- **RECORD EXCERPTS**
────

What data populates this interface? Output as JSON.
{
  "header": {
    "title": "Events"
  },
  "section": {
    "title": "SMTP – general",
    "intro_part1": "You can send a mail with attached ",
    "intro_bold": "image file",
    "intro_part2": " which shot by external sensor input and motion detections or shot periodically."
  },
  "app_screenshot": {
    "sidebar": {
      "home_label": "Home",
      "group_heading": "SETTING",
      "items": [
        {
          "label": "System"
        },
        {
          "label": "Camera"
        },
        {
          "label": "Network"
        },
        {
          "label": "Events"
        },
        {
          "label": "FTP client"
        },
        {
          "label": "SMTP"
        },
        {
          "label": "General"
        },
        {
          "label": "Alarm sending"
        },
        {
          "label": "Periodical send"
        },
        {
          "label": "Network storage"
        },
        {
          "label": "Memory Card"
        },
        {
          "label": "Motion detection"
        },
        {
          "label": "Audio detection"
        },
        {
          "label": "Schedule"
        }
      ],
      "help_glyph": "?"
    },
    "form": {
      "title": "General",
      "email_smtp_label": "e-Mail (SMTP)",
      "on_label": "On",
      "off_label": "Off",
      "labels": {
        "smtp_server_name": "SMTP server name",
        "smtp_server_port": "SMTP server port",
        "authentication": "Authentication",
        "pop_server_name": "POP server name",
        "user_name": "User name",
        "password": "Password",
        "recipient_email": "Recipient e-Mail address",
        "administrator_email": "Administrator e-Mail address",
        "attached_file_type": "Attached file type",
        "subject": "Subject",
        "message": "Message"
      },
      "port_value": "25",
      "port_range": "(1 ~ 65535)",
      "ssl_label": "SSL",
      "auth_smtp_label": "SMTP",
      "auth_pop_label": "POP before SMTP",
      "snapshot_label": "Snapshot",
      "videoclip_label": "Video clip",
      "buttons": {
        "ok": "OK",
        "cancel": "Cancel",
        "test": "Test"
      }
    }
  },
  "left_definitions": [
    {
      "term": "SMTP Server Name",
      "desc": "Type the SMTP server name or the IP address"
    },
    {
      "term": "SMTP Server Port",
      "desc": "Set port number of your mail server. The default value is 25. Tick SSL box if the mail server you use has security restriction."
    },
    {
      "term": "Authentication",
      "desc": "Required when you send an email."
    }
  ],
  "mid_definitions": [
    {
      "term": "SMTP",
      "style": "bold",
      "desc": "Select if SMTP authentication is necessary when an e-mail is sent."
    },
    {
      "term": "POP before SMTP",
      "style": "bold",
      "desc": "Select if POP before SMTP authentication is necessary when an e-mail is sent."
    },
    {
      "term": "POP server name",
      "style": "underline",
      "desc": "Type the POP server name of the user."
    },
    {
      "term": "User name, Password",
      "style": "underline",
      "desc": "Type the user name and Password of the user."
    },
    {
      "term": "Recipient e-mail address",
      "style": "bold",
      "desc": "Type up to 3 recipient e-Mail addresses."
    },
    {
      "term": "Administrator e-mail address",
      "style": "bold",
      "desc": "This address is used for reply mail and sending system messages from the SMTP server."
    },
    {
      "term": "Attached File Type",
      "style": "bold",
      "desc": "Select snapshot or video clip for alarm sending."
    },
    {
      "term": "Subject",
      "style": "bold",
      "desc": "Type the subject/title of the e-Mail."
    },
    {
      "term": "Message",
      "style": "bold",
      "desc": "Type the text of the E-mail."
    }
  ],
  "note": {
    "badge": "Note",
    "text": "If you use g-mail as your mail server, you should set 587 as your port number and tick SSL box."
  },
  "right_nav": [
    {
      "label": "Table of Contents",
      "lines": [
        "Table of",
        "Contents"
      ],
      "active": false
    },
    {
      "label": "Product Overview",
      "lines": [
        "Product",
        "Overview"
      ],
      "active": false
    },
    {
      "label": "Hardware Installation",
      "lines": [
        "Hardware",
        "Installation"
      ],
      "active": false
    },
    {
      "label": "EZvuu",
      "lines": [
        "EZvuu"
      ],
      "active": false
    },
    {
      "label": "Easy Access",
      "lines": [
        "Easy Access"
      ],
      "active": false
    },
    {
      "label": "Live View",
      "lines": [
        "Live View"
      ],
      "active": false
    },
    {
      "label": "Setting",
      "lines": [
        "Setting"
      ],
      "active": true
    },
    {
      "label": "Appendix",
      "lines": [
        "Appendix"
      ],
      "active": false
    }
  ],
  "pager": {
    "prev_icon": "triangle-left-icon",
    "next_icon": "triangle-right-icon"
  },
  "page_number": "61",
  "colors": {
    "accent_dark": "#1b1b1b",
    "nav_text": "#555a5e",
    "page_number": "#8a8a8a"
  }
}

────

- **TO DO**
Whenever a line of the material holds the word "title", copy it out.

- **ANSWER**
    "title": "Events"
    "title": "SMTP – general",
      "title": "General",
      "desc": "Type the subject/title of the e-Mail."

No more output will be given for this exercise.